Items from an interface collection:
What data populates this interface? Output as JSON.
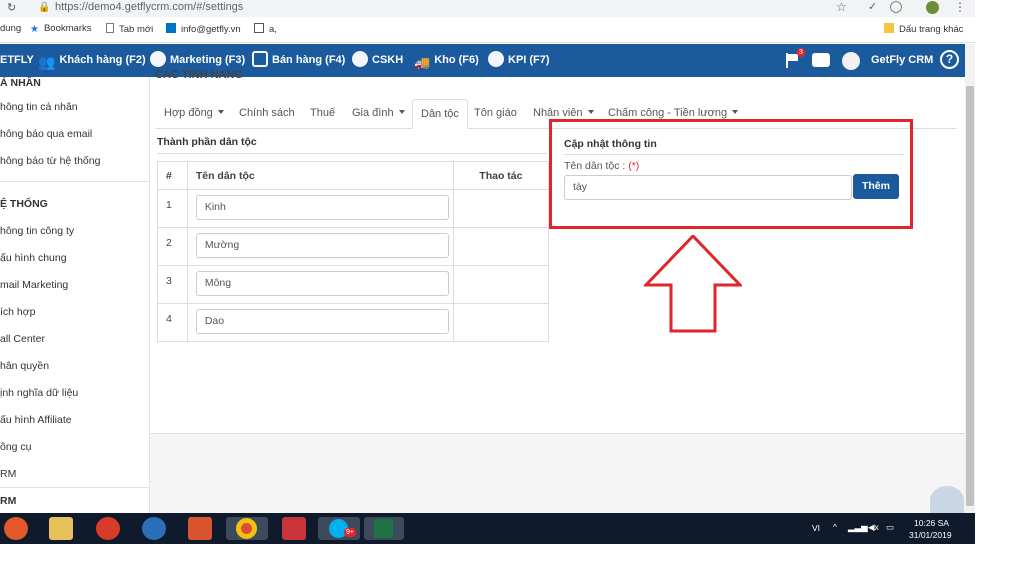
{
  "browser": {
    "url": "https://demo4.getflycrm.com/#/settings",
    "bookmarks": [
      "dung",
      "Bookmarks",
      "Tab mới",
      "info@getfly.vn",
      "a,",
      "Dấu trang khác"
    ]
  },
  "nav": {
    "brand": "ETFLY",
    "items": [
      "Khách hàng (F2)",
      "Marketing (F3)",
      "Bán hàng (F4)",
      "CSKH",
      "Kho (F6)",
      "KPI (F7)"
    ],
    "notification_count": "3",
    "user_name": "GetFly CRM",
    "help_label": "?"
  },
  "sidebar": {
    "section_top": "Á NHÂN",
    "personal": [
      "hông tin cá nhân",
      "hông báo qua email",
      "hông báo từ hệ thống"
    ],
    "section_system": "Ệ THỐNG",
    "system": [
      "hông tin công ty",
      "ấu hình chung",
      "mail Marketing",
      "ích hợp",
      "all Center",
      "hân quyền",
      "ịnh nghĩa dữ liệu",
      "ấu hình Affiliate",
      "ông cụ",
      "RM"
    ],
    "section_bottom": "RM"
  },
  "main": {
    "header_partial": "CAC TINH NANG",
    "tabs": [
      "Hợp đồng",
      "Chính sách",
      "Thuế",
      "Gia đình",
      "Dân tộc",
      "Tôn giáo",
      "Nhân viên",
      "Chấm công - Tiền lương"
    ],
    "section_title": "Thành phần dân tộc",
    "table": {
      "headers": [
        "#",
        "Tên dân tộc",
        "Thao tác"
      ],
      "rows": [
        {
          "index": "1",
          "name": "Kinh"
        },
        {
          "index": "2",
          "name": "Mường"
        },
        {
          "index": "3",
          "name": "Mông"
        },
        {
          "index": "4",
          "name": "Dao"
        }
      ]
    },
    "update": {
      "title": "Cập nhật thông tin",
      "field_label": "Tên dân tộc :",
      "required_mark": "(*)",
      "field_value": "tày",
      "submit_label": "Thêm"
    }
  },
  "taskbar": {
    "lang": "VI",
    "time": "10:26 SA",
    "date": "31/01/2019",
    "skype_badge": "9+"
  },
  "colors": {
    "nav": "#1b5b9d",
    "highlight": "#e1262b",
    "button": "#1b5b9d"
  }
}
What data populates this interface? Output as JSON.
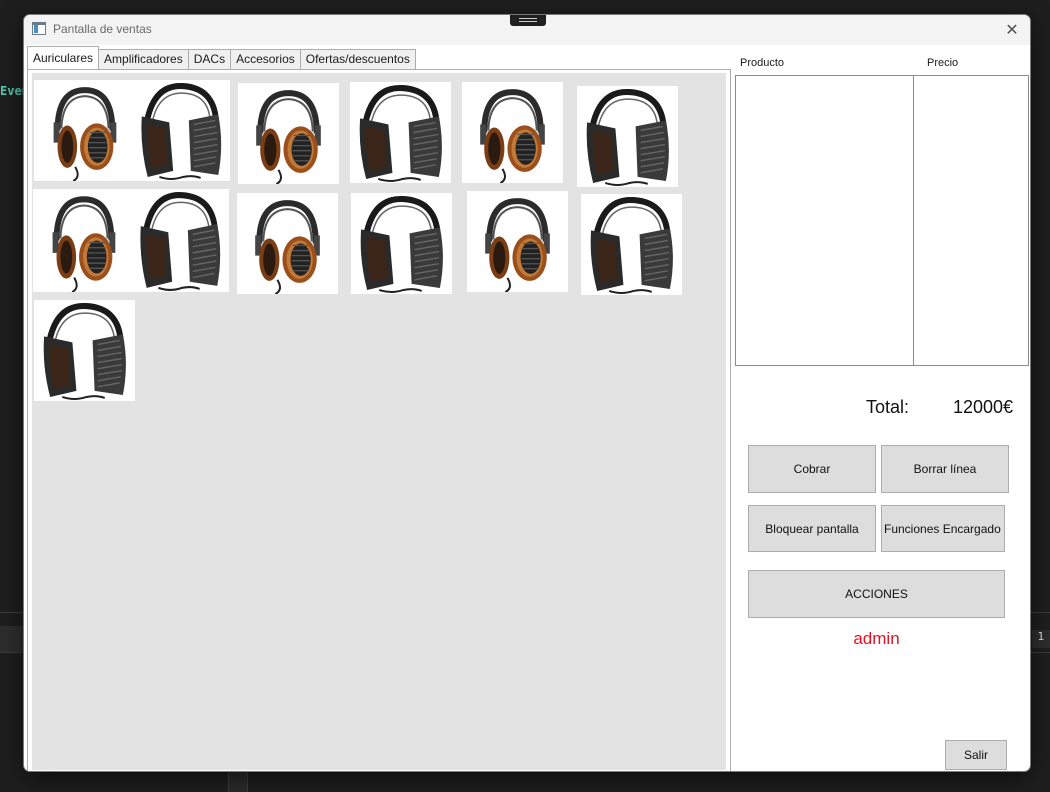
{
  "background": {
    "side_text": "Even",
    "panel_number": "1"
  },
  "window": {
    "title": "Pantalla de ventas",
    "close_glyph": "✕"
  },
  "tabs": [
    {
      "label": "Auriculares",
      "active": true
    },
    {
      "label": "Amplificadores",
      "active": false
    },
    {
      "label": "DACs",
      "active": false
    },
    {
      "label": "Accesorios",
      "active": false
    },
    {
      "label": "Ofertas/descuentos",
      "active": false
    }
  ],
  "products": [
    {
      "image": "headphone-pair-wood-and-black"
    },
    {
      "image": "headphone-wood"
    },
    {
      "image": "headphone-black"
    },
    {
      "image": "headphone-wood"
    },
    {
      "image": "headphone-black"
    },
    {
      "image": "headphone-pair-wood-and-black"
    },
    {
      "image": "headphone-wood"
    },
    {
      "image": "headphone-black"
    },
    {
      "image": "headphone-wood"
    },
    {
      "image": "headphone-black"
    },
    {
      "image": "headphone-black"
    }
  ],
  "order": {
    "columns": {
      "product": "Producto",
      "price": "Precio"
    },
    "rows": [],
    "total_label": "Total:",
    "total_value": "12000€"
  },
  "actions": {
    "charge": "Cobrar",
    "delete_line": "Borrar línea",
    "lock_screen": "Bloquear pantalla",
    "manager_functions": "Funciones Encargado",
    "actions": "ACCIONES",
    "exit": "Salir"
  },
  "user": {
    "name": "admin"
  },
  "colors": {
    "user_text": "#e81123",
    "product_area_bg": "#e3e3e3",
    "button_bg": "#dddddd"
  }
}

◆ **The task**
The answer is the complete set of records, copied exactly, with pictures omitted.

◆ **Finished task**
What data populates this interface? Output as JSON.
{
  "browser": {
    "url": "https://demo4.getflycrm.com/#/settings",
    "bookmarks": [
      "dung",
      "Bookmarks",
      "Tab mới",
      "info@getfly.vn",
      "a,",
      "Dấu trang khác"
    ]
  },
  "nav": {
    "brand": "ETFLY",
    "items": [
      "Khách hàng (F2)",
      "Marketing (F3)",
      "Bán hàng (F4)",
      "CSKH",
      "Kho (F6)",
      "KPI (F7)"
    ],
    "notification_count": "3",
    "user_name": "GetFly CRM",
    "help_label": "?"
  },
  "sidebar": {
    "section_top": "Á NHÂN",
    "personal": [
      "hông tin cá nhân",
      "hông báo qua email",
      "hông báo từ hệ thống"
    ],
    "section_system": "Ệ THỐNG",
    "system": [
      "hông tin công ty",
      "ấu hình chung",
      "mail Marketing",
      "ích hợp",
      "all Center",
      "hân quyền",
      "ịnh nghĩa dữ liệu",
      "ấu hình Affiliate",
      "ông cụ",
      "RM"
    ],
    "section_bottom": "RM"
  },
  "main": {
    "header_partial": "CAC TINH NANG",
    "tabs": [
      "Hợp đồng",
      "Chính sách",
      "Thuế",
      "Gia đình",
      "Dân tộc",
      "Tôn giáo",
      "Nhân viên",
      "Chấm công - Tiền lương"
    ],
    "section_title": "Thành phần dân tộc",
    "table": {
      "headers": [
        "#",
        "Tên dân tộc",
        "Thao tác"
      ],
      "rows": [
        {
          "index": "1",
          "name": "Kinh"
        },
        {
          "index": "2",
          "name": "Mường"
        },
        {
          "index": "3",
          "name": "Mông"
        },
        {
          "index": "4",
          "name": "Dao"
        }
      ]
    },
    "update": {
      "title": "Cập nhật thông tin",
      "field_label": "Tên dân tộc :",
      "required_mark": "(*)",
      "field_value": "tày",
      "submit_label": "Thêm"
    }
  },
  "taskbar": {
    "lang": "VI",
    "time": "10:26 SA",
    "date": "31/01/2019",
    "skype_badge": "9+"
  },
  "colors": {
    "nav": "#1b5b9d",
    "highlight": "#e1262b",
    "button": "#1b5b9d"
  }
}
What data populates this interface? Output as JSON.
{
  "background": {
    "side_text": "Even",
    "panel_number": "1"
  },
  "window": {
    "title": "Pantalla de ventas",
    "close_glyph": "✕"
  },
  "tabs": [
    {
      "label": "Auriculares",
      "active": true
    },
    {
      "label": "Amplificadores",
      "active": false
    },
    {
      "label": "DACs",
      "active": false
    },
    {
      "label": "Accesorios",
      "active": false
    },
    {
      "label": "Ofertas/descuentos",
      "active": false
    }
  ],
  "products": [
    {
      "image": "headphone-pair-wood-and-black"
    },
    {
      "image": "headphone-wood"
    },
    {
      "image": "headphone-black"
    },
    {
      "image": "headphone-wood"
    },
    {
      "image": "headphone-black"
    },
    {
      "image": "headphone-pair-wood-and-black"
    },
    {
      "image": "headphone-wood"
    },
    {
      "image": "headphone-black"
    },
    {
      "image": "headphone-wood"
    },
    {
      "image": "headphone-black"
    },
    {
      "image": "headphone-black"
    }
  ],
  "order": {
    "columns": {
      "product": "Producto",
      "price": "Precio"
    },
    "rows": [],
    "total_label": "Total:",
    "total_value": "12000€"
  },
  "actions": {
    "charge": "Cobrar",
    "delete_line": "Borrar línea",
    "lock_screen": "Bloquear pantalla",
    "manager_functions": "Funciones Encargado",
    "actions": "ACCIONES",
    "exit": "Salir"
  },
  "user": {
    "name": "admin"
  },
  "colors": {
    "user_text": "#e81123",
    "product_area_bg": "#e3e3e3",
    "button_bg": "#dddddd"
  }
}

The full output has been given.